CVS also allegedly “made a one-time catch-up adjustment reversing $49 million of depreciation taken on Longs assets” since the acquisition, “and it did not take an additional $19 million of depreciation that would otherwise have been taken on Longs personal property in the third quarter.”[6] As a result of the depreciation reversal, CVS’s EPS increased by approximately 2.4 cents in the third quarter of 2009.

Because of its allegedly improper accounting, the complaint asserts that certain statements in CVS’s Form 10-Q of November 5, 2009 were materially false and misleading – in particular, CVS’s statements that, as compared with the third quarter of 2008, “consolidated operating expenses had increased due to Longs integration costs” and that “retail operating expenses had decreased as a percentage of net revenues due to lower depreciation expense offset by Longs integration costs.”[7] Likewise, according to the complaint, certain statements made by the company’s then-CEO in the November 5, 2009 earnings call were materially false and misleading. Specifically:

  • The statement that EPS in the third quarter was 65 cents, “just above” the company’s guidance of 62-64 cents was materially false and misleading, because EPS only reached that level as a result of the improper PPA accounting and the depreciation reversal; and
  • The statement that “compared to the third quarter of 2008, retail operating expenses had decreased as a percentage of net revenue due to ‘good spending discipline’ partially offset by one-time Longs integration expenses” was materially false and misleading, because if it were not for the depreciation reversal, retail operating expenses would have actually increased.[8]


The charges brought by the SEC serve as an important reminder of some basic, yet crucial, principles:

  • A company’s discussion of MD&A must be fair and balanced – i.e., it must accurately disclose all known material trends, whether positive or negative.
  • Misstatement of even small amounts could be material if they mask a trend.
  • Making changes to calculation methodologies could be material, particularly to the extent such modifications change the direction of a trend.



1. See Complaint, Securities and Exchange Commission v. CVS Caremark Corp. (D.R.I. 2014); see also Press Release, U.S. Securities and Exchange Commission, “SEC Charges CVS With Misleading Investors and Committing Accounting Violations” (Apr. 8, 2014). CVS was charged with violations of Section 10(b) of the Securities Exchange Act and Rule 10b-5 thereunder; Section 17(a) of the Securities Act; and provisions of the securities laws requiring issuers to file accurate quarterly reports, keep accurate books and records, and devise and maintain a system of internal accounting controls sufficient to provide reasonable assurances that its financial statements conform with GAAP.

2. Complaint at 6.

3. Id.

4. Id. at 7.

5. Id. at 9.

6. Id. at 8.

7. Id. at 9.
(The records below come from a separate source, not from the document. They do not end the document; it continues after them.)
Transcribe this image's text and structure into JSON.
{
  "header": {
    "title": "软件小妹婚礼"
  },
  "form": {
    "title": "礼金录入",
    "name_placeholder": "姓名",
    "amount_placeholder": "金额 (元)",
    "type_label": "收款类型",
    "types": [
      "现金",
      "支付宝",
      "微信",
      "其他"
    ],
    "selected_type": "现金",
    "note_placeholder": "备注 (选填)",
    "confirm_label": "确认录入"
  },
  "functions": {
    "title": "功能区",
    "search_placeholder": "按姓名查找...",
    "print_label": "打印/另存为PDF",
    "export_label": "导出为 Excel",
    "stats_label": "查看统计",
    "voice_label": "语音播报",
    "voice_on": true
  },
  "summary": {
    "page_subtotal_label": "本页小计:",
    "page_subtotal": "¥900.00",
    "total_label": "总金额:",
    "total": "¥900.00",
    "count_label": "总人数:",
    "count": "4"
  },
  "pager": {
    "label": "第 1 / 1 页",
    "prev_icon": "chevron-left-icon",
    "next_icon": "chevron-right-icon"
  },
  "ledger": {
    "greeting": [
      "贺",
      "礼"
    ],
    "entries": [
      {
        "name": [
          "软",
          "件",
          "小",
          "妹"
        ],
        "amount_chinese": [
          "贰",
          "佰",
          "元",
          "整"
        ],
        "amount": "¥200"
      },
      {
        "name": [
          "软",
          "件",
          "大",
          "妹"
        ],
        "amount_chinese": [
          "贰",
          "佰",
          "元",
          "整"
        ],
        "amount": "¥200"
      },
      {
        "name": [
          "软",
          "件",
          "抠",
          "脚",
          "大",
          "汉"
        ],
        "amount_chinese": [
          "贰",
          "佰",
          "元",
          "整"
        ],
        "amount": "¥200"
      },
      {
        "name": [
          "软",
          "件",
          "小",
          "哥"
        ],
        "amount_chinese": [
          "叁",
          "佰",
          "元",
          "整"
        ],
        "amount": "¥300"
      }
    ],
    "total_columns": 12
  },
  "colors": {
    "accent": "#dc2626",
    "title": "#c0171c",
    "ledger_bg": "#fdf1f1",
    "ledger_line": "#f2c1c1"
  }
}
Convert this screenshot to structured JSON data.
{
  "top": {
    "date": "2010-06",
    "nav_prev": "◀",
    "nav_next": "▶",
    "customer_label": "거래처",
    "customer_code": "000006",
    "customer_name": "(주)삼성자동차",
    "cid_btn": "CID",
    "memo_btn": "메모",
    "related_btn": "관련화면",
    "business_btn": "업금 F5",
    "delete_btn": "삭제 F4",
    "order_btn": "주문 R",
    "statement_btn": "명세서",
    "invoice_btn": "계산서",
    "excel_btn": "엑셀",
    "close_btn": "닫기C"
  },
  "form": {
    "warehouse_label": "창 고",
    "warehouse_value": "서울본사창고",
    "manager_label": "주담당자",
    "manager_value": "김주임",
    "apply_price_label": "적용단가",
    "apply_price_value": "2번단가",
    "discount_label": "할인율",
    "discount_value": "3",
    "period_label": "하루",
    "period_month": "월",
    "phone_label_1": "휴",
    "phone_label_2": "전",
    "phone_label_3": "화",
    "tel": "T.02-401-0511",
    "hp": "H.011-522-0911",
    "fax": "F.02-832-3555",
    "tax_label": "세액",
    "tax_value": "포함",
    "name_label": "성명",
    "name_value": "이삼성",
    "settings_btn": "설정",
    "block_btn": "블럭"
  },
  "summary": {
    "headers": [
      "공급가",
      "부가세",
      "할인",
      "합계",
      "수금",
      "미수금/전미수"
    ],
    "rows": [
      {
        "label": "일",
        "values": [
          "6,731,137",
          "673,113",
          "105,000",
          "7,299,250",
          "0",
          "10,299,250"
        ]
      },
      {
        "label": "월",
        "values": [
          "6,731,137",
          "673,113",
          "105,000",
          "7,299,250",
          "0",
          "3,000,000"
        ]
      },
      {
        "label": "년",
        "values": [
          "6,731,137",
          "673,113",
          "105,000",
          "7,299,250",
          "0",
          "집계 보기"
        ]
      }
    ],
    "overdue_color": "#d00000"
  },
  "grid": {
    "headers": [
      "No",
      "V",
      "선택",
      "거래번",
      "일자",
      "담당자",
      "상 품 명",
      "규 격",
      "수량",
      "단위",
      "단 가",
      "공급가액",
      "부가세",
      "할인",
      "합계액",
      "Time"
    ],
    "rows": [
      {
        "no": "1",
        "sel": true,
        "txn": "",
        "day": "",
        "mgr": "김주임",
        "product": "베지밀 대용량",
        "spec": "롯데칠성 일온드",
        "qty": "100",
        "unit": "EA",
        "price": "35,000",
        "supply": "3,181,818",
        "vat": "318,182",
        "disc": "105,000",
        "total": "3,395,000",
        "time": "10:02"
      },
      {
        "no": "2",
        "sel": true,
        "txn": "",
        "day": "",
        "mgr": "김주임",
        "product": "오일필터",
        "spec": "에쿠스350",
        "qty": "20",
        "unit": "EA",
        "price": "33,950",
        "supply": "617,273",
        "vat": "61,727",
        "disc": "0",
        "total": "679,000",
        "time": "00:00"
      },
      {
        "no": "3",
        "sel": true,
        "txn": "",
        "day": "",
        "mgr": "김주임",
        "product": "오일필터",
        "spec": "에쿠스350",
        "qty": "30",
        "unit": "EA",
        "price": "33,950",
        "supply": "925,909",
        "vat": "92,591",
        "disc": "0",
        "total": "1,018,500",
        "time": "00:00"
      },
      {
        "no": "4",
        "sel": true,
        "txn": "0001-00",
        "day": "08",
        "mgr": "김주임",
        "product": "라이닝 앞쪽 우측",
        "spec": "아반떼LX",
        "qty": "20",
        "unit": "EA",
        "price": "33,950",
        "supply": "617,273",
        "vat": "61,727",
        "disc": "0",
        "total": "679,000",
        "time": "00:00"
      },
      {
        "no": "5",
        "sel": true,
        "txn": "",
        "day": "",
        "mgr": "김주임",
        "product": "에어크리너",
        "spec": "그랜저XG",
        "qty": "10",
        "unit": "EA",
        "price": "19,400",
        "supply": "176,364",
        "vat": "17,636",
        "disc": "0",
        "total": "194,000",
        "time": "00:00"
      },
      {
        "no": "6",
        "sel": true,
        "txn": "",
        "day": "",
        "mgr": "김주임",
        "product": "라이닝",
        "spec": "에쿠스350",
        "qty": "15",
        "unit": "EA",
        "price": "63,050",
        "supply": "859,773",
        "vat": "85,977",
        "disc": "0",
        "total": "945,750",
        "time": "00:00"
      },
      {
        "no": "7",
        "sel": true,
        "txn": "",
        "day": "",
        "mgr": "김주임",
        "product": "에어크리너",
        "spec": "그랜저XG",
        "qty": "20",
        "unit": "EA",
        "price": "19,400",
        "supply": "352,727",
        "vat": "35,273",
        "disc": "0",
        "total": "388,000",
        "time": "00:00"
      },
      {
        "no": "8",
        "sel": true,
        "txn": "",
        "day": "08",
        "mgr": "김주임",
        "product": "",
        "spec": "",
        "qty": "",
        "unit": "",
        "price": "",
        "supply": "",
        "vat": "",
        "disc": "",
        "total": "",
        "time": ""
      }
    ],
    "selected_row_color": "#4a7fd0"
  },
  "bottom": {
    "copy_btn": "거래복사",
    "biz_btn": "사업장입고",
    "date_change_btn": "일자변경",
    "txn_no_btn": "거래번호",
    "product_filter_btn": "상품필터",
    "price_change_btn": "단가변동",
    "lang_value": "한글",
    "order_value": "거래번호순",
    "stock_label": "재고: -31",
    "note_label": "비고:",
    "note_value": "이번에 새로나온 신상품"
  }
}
8. Id. at 10. The SEC also brought an administrative proceeding against the then-retail controller at CVS for his alleged orchestration of the improper accounting adjustment, which the controller agreed to settle, without admitting or denying the charges, by paying a $75,000 penalty and being barred for at least one year from practicing as an accountant for a publicly traded company or other SEC-regulated entity.

The full and original memo was published by Simpson, Thacher & Bartlett LLP on April 24, 2014 and is available here.